The other day, an industry friend called me to say he wanted me to try a new phaco machine from a company just entering the space. Being someone who is always looking to improve my surgical technique and outcomes, I agreed. Well-known emotions soon overtook me: anxiety over trying something new, concern for the patient and about the outcome, and frustration over logistics. I have learned that these feelings are unavoidable if I want to stay on the cutting edge of refractive eye care. Even so, I have noticed that age, experience, and complacency can hinder my and others’ drive for experimentation and willingness to change patterns of behavior.
In contrast, master innovators continually try new things, leading the way to progress and improving outcomes and technology in our field. What is it about Charles Kelman, MD; Howard Fine, MD; Richard Lindstrom, MD; Eric Donnenfeld, MD; Stephen Slade, MD; and the like? Why are they so able to break the cycle? Are they more open-minded than the rest of us? Are they more selective about what they choose to do based on their experience, gut instincts, and knowledge? Maybe they are better able to see the big picture of where the field is going. Regardless, I am glad they raise the bar for all of us.
There is more than one road toward personal innovation. We do not all have the same tolerance of risk, but we all aim to improve safety and outcomes for our patients. Aside from laser cataract surgery, there has been about a 10-year lull in refractive innovation until now. Low-add multifocal IOLs have hit the market, and a novel optic design with fresh nomenclature (extended depth of field or EDOF) has been approved by the FDA and will soon to be on the shelves. Two corneal inlays for the treatment of presbyopia are now commercially available; these devices have the potential to serve as a bridge between LASIK and cataract surgery. Meanwhile, the FDA’s approval of devices for microinvasive glaucoma surgery to be used at the time of cataract surgery gives us a new path to forge.

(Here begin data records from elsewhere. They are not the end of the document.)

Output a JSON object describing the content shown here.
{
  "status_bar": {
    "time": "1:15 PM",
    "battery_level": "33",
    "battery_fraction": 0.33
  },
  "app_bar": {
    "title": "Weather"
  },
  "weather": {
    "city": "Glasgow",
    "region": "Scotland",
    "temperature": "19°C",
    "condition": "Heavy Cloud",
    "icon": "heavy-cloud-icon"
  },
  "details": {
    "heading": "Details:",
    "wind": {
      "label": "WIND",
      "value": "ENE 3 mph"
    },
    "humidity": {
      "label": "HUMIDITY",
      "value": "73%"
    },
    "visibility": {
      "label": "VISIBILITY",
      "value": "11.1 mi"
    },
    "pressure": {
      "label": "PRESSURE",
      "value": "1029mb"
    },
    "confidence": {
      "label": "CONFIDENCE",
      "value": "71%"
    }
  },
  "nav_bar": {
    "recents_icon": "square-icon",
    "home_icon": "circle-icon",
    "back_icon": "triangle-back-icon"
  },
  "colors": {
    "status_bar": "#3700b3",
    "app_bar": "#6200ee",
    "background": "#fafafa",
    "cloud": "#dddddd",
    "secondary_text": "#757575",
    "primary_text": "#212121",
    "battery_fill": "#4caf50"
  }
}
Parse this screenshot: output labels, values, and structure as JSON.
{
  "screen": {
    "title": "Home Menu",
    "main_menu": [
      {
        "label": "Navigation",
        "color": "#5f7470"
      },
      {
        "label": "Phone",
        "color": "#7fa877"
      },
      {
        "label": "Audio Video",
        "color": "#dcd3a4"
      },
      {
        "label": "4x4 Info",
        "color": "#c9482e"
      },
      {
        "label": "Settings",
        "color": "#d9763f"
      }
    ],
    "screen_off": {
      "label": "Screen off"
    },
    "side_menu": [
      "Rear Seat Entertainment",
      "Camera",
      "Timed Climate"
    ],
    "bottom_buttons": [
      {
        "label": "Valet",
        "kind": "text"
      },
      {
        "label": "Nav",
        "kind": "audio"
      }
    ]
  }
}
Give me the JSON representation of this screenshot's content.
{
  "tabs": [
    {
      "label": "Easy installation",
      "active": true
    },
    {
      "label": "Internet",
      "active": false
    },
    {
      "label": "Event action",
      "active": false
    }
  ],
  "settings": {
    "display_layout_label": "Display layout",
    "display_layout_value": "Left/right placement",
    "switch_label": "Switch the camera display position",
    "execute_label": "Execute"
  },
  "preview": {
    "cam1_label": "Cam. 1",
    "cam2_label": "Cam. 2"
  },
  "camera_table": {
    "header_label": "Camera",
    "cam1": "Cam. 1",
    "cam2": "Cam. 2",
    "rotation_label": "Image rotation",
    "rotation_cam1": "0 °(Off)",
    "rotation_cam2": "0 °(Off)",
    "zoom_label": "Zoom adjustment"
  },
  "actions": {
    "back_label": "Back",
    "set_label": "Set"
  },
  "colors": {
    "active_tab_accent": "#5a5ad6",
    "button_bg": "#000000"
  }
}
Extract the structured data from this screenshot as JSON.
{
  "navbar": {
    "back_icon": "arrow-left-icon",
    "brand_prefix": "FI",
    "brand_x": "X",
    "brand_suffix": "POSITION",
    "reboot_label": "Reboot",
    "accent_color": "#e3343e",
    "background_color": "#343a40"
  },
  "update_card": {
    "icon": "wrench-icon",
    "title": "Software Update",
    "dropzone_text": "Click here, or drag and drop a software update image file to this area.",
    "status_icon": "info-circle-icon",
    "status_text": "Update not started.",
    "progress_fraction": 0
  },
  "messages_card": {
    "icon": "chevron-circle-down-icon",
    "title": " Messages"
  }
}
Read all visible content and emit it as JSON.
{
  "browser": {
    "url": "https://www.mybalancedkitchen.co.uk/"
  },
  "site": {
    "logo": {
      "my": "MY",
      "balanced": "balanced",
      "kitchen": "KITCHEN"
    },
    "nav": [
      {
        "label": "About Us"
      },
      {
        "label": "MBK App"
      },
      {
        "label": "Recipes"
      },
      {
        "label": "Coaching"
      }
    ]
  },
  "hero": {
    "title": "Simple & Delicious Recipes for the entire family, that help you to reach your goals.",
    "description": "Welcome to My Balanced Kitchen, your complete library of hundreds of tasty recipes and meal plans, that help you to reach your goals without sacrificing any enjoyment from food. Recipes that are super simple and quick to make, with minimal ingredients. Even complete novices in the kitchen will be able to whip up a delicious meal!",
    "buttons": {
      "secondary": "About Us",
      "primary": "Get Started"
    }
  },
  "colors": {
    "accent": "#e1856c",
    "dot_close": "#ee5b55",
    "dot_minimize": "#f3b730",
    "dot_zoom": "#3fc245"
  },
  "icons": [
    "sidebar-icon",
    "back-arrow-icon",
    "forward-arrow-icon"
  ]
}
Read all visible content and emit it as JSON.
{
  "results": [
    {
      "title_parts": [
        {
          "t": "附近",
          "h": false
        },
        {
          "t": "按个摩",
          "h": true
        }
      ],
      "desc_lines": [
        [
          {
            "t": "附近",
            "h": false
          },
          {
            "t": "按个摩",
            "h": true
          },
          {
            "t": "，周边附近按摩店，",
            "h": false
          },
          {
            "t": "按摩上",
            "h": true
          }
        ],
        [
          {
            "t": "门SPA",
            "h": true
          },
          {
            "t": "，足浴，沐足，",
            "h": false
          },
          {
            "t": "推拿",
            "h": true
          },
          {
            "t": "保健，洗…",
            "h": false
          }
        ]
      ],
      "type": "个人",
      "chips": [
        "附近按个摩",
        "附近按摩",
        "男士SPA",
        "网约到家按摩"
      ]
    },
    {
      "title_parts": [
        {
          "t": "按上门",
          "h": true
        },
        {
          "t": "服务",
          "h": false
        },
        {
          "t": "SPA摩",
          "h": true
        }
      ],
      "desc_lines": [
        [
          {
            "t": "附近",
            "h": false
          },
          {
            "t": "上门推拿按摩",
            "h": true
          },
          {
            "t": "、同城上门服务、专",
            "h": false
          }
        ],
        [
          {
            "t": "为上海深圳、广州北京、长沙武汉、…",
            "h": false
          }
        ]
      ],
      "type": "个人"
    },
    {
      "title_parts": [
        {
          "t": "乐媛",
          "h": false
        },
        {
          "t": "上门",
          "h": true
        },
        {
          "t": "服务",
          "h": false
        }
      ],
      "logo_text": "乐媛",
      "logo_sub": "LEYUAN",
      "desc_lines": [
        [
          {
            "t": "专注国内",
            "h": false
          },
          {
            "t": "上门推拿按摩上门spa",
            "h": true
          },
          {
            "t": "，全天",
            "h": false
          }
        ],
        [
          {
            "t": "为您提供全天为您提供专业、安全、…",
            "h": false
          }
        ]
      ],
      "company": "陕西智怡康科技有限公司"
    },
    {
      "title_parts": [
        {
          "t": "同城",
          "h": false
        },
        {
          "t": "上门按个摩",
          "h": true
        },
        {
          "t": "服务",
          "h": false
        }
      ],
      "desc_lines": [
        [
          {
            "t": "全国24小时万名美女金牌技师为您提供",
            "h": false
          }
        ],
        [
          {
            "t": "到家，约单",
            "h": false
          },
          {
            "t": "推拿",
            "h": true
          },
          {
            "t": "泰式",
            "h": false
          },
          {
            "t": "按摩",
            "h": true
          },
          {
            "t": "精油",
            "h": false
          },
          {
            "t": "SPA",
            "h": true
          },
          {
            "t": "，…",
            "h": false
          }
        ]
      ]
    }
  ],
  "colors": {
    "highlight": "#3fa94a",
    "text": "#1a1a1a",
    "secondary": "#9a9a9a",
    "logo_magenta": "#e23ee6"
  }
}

It is not easy to decide which new technologies to adopt and when. Those of us who sit on the fence, however, will likely find ourselves racing to catch up. Instead, let us take a cue from the master innovators and continue to move forward. n
Robert J. Weinstock, MD
Chief Medical Editor